It was worse now, he thought. He saw it outdoors now; he had never noticed that it had happened outdoors before. His brother, ever the skeptic, muttered that it was only because they spent more of their time outdoors in the nice weather. He was not comforted. He was sure it was an ominous sign.
Still, he did not tell her what he had seen. He did not ask her about it. He tucked it away inside himself, and took it out to brood over it while he walked the dog, while he did the ironing, while he turned the gentle spray of the hose on his garden and watched the sunlight paint rainbows on the mist. He turned it over and over in his mind just the way he would have turned a curious object over in his hands.
He meant to ask her about it; really, he did. He spent the idle hours of his mind, while his hands were busy with the household tasks, formulating the question, searching for the best description, for the right phrasing. He rehearsed the conversation many times in his mind. Sometimes he thought he had it all worked out, but it always seemed that, just as he had, he would look up and see right through her again, and he would lose all his courage and have to begin the process afresh. So the autumn passed, and still he said nothing.
The final straw came one night, early in the winter, when he was loving her. Of all the things that were good, he liked this the best. It made him forget, for just that little while, that he was only imaginary. That night, when at last she dug her fingers into his shoulders and called his name, he opened his eyes to look at her face in the near-dark, and instead was overwhelmed, was blinded, by the brilliance of the light all around her and through her. He cried out and squeezed his eyes shut and hid his face against her breast, afraid to look, and when he finally grew brave enough to lift his head and open his eyes, she kissed him and smiled at him and said it had been good for her, too. He knew then, with a terrible certainty, that he would never find the words to ask her about it.
- - - - - -
One day that spring he was making her lunch while she sat at the table with her cup of coffee and her slice of toast. It was a beautiful morning. He had the back door open, and a soft breeze whispered across the porch and through the screen door into the kitchen. He tucked her sandwich into its little plastic box; he put the box into her lunch bag and added a banana.

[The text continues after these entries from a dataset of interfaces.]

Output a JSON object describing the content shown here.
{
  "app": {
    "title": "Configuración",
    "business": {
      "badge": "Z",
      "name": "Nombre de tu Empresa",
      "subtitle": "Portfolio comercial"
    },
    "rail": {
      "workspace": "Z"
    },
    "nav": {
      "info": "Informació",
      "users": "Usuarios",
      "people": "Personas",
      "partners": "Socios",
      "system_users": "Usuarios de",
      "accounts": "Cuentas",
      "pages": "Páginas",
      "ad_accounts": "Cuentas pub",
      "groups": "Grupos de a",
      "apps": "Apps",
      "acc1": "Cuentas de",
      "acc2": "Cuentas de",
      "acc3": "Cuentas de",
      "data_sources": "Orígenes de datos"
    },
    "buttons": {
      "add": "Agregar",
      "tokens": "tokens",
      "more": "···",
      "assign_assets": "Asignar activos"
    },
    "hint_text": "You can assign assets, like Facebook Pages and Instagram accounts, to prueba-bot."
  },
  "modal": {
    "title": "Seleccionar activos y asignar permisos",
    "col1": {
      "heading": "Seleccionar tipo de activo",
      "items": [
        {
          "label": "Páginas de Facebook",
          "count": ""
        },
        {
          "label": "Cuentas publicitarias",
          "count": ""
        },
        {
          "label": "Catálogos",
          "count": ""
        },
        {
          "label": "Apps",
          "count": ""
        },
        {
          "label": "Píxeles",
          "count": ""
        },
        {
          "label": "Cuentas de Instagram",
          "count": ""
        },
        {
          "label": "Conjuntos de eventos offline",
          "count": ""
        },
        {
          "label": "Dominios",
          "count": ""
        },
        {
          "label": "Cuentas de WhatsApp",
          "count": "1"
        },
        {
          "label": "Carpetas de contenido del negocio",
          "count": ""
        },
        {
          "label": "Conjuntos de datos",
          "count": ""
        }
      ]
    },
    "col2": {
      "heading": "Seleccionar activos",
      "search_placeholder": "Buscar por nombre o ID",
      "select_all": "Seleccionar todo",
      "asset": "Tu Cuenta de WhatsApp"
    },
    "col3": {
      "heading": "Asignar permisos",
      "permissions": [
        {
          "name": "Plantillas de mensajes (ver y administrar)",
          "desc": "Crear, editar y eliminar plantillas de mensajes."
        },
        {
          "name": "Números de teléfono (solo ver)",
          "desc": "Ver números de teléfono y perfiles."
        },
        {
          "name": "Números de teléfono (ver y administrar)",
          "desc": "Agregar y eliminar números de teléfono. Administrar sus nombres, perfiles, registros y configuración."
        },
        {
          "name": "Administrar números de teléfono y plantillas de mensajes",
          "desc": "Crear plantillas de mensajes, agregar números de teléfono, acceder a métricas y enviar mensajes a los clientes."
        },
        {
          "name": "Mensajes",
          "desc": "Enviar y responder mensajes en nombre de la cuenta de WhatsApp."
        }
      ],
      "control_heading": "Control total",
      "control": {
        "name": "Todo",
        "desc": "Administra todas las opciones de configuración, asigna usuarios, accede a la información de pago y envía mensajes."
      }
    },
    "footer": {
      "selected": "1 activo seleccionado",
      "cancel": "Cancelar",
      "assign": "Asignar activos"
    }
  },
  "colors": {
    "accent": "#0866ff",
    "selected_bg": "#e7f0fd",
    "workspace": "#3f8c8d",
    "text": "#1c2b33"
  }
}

Today, he thought, he would turn over the soil in the garden and put down some of his special fertilizer. In a few days he could start setting the little marigolds. The tomato seedlings that Mrs. Davidson had given him should probably wait a few more days, until...
He felt her eyes upon him and turned around. She was still sitting at the table, leaning on both elbows, her hands around the mug of coffee, watching him just watching him with a small, bemused smile.
"What?" he asked her.
"It's funny," she said, "but you know, sometimes, just out of the corner of my eye, it looks like there's some kind of shift in the light, right where you are. I can't describe it exactly. I always feel like if I could look up fast enough, I could actually see you." She shook her head a little, smiling fondly at him. "Just a trick of the light, I guess."
He closed his mouth on his astonishment as she finished her coffee and glanced at the clock on the wall and rose from her chair. She brought the mug and the plate to the sink. She reached her arms up to encircle his neck, and she kissed him. When she stepped back, he put her lunch bag into her hands. She went to the door and took her keys from the hook on the wall. She paused in the doorway and looked back and smiled at him. "See you tonight, honey," she said. "Have a good day. Love you."
"Love you," he echoed helplessly as the screen door swung shut behind her.
© 2000 by Foxsong. All rights reserved. May not be reproduced in any form without permission.